Peptide therapy for treatment of epilepsy

Epilepsy is one of many neurological diseases that dramatically reduce quality of life and can lead to devastating outcomes in patients that are refractory to conventional therapies. Thyrotropin releasing hormone is a well-known endocrine hormone as part of the hypophysiotropic axis but also exerts a powerful anticonvulsant effect if it can be delivered to the epileptic region of the brain. The primary characteristic limiting use of thyrotropin releasing hormone in epilepsy is high susceptibility to endopeptidase metabolism if delivered orally or intravenously, as well as its inability to cross the blood brain barrier. Using the classical rat kindling model, the Veronesi Lab demonstrates both an anticonvulsant and enti-epileptic effect for thyrotropin releasing hormone using an intranasal approach. In addition, the lab demonstrates in vitro that thyrotropin releasing hormone exerts its anticonvulsant effects through modulation of the metabotropic glutamate receptor.
  • Publications
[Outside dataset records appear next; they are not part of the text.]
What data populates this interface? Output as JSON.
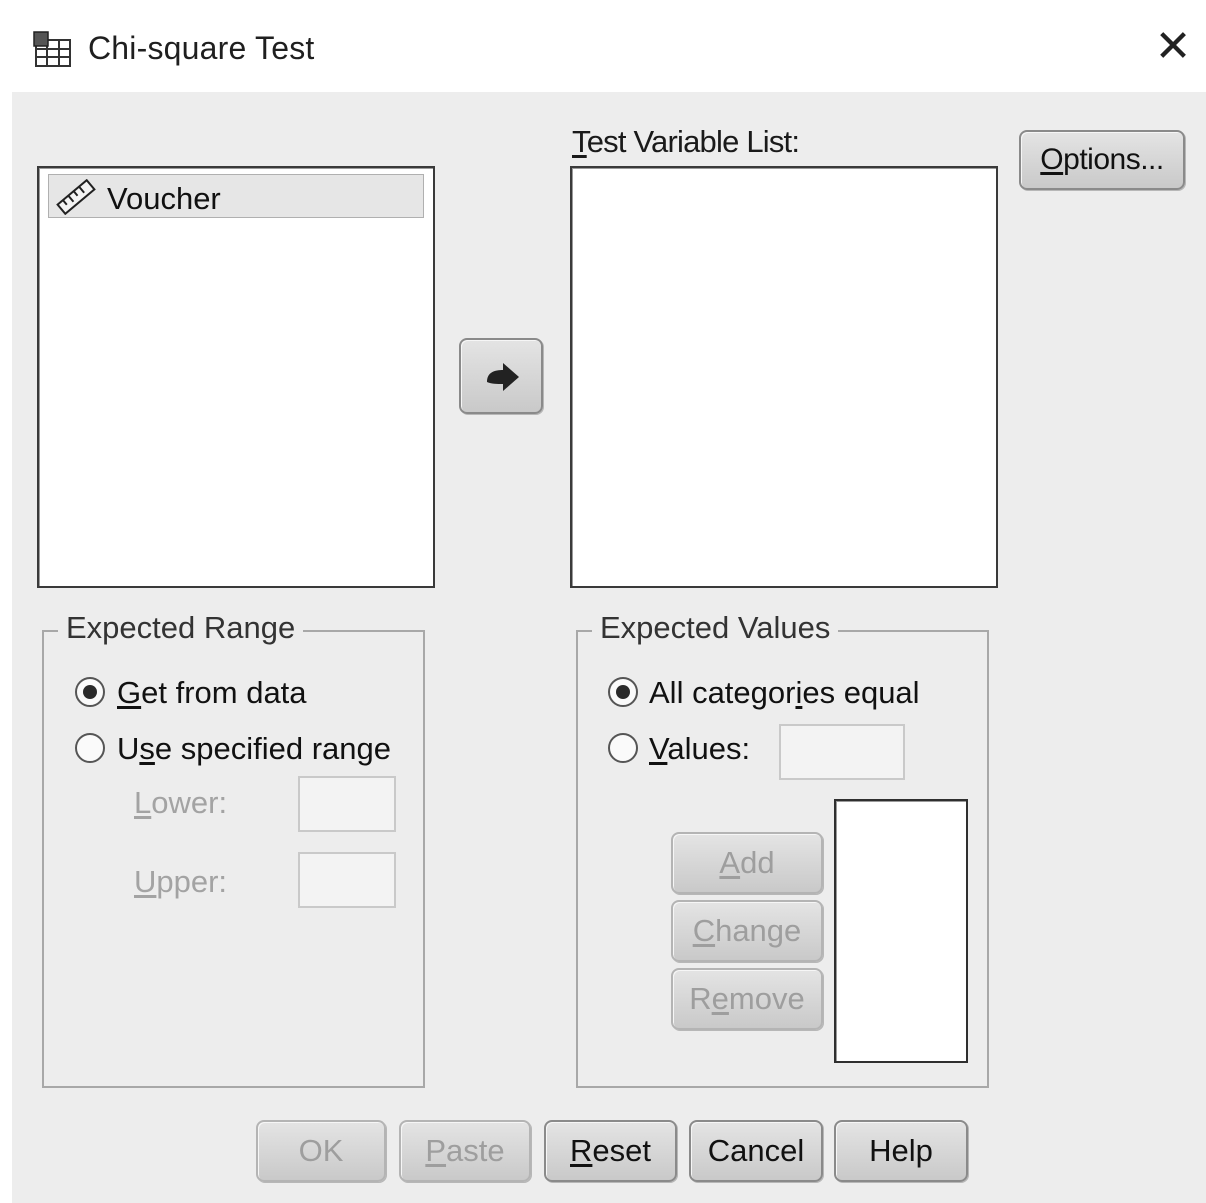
{
  "window": {
    "title": "Chi-square Test"
  },
  "source_list": {
    "items": [
      {
        "label": "Voucher",
        "icon": "scale-variable-icon"
      }
    ]
  },
  "test_variables": {
    "label": "Test Variable List:",
    "items": []
  },
  "buttons": {
    "options": "Options...",
    "move_arrow_icon": "arrow-right-icon"
  },
  "expected_range": {
    "title": "Expected Range",
    "get_from_data": "Get from data",
    "use_specified_range": "Use specified range",
    "lower_label": "Lower:",
    "upper_label": "Upper:",
    "lower_value": "",
    "upper_value": "",
    "selected": "get_from_data"
  },
  "expected_values": {
    "title": "Expected Values",
    "all_categories_equal": "All categories equal",
    "values_label": "Values:",
    "values_input": "",
    "selected": "all_categories_equal",
    "add": "Add",
    "change": "Change",
    "remove": "Remove",
    "values_list": []
  },
  "footer": {
    "ok": "OK",
    "paste": "Paste",
    "reset": "Reset",
    "cancel": "Cancel",
    "help": "Help"
  },
  "colors": {
    "dialog_bg": "#ededed",
    "disabled_text": "#a3a3a3"
  }
}
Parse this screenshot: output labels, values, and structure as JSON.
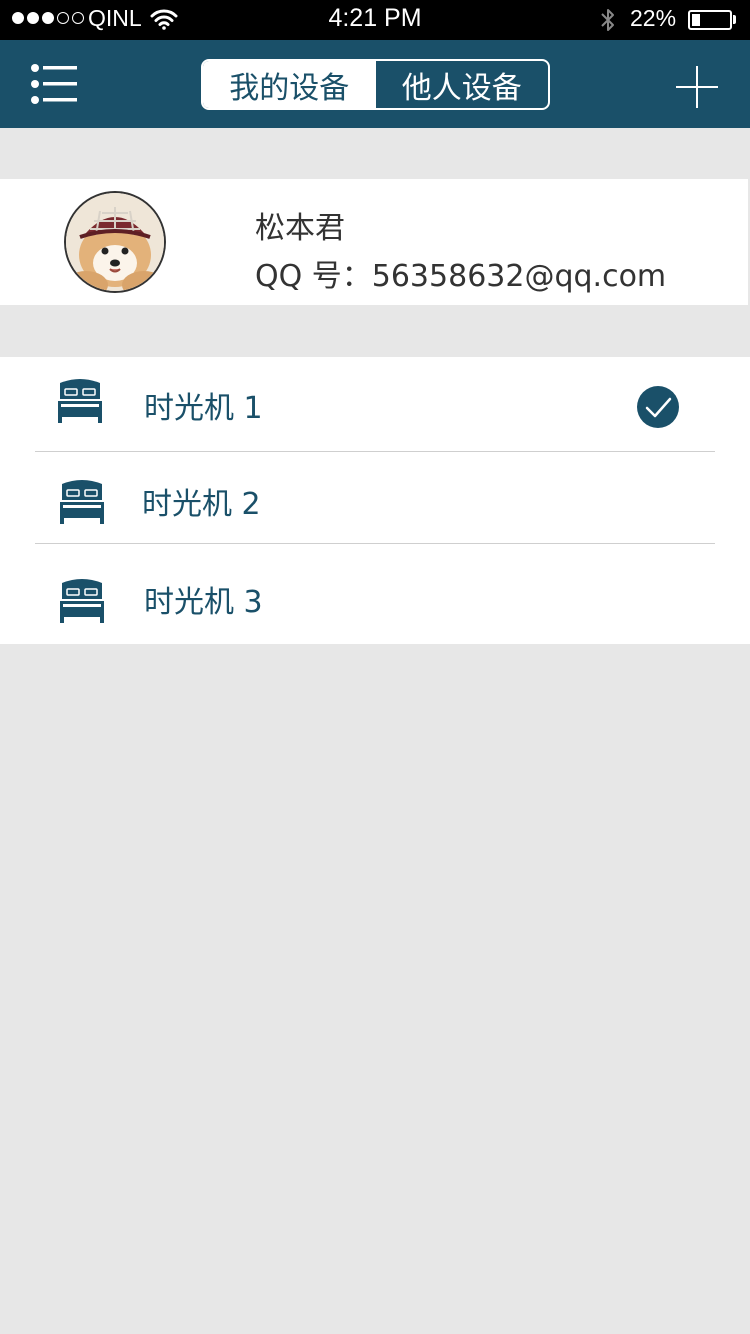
{
  "status_bar": {
    "carrier": "QINL",
    "time": "4:21 PM",
    "battery_percent": "22%",
    "battery_level": 0.22,
    "signal_bars_filled": 3,
    "signal_bars_total": 5
  },
  "nav": {
    "tabs": [
      {
        "label": "我的设备",
        "active": true
      },
      {
        "label": "他人设备",
        "active": false
      }
    ],
    "menu_icon": "list-menu-icon",
    "add_icon": "plus-icon"
  },
  "profile": {
    "name": "松本君",
    "qq": "QQ 号：56358632@qq.com"
  },
  "devices": [
    {
      "label": "时光机 1",
      "selected": true,
      "icon": "bed-icon"
    },
    {
      "label": "时光机 2",
      "selected": false,
      "icon": "bed-icon"
    },
    {
      "label": "时光机 3",
      "selected": false,
      "icon": "bed-icon"
    }
  ],
  "colors": {
    "primary": "#1a5069",
    "background": "#e7e7e7",
    "card": "#ffffff"
  }
}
    Veronesi MC, Yard M, Jackson J, Lahiri DK and Kubek MJ. An analog of thyrotropin-releasing hormone (TRH) is neuroprotective against glutamate-induced toxicity in fetal rat hippocampal neurons in vitro. Brain Res. 2007 Jan 12;1128(1):79-85. PMID: 17125753.

    Veronesi MC. Neuropeptide Treatment in Epilepsy: An Intranasal Approach. Doctoral dissertation, Indiana University, 2008. http://search.proquest.com/docview/304607960?accountid=14657.

    Veronesi MC, Aldouby Y, Domb AJ and Kubek MJ. Thyrotropin-releasing hormone d,l polylactide nanoparticles (TRH-NPs) protect against glutamate toxicity in vitro and kindling development in vivo. Brain Res. 2009 Dec;15(1303):151-60. PMID: 19766611.

    Kubek MJ, Domb AJ and Veronesi MC. Attenuation of kindled seizures by intranasal delivery of neuropeptide-loaded nanoparticles. Neurotherapeutics. 2009 Apr;6(2):359-71. PMID: 19332331.

In the news

Veronesi’s graphic was previously included on the cover of the Journal Epilepsia for his work on reducing seizures in a preclinical model of epilepsy using a novel surgical approach to gain access to the olfactory region in the most posterior part of the nasal cavity. This work comprised a critical portion of his dissertation work as an MD/ PhD student from 2002 through 2010.